Web page and app entries:
########
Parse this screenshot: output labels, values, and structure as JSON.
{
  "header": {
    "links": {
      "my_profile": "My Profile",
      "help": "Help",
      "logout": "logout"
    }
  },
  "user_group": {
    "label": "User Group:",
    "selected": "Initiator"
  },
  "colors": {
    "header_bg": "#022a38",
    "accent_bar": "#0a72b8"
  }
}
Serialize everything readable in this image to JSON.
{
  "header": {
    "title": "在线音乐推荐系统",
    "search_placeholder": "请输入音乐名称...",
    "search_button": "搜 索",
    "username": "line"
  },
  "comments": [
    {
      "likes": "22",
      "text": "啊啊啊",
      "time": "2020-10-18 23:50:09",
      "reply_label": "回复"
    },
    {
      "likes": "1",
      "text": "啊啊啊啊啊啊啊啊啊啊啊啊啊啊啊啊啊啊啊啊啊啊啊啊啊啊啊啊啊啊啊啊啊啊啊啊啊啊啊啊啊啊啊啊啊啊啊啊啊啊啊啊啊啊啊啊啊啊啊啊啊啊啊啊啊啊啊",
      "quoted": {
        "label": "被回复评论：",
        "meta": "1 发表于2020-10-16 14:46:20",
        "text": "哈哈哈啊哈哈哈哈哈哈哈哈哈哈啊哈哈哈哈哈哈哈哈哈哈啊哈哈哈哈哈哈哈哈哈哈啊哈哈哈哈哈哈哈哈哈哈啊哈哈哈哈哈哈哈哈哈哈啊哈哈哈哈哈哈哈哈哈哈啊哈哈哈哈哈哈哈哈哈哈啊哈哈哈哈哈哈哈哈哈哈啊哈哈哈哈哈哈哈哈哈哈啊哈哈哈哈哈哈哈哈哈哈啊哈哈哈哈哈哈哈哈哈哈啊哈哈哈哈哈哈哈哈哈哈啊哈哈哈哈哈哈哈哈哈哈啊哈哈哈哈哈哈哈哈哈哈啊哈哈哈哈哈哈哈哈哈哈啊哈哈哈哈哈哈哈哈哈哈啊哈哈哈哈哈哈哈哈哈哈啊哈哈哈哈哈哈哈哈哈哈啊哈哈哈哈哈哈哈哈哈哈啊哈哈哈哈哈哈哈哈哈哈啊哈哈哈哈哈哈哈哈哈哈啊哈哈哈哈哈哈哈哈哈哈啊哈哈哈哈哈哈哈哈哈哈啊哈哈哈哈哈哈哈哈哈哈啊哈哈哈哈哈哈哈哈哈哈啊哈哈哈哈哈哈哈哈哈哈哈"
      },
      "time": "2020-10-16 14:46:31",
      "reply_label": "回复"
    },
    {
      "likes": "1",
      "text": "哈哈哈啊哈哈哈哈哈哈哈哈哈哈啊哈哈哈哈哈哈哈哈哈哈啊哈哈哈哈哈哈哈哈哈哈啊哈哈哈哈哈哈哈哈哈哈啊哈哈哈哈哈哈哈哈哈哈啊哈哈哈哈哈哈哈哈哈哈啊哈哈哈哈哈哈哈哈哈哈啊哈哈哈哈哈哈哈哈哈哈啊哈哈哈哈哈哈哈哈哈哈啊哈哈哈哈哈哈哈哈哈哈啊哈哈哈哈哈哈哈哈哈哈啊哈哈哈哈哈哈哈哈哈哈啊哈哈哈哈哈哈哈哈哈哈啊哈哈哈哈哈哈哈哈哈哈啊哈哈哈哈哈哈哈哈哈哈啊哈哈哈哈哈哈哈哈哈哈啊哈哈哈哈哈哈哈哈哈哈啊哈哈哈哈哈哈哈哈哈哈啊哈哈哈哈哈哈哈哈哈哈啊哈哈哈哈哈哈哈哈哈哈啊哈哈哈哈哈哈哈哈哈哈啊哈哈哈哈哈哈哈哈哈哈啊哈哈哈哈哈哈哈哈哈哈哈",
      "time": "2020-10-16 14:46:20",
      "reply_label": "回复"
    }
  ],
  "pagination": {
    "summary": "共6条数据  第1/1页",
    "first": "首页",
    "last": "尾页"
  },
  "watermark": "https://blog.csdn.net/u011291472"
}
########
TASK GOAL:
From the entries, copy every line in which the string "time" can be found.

RESULT OF THE TASK:
      "time": "2020-10-18 23:50:09",
      "time": "2020-10-16 14:46:31",
      "time": "2020-10-16 14:46:20",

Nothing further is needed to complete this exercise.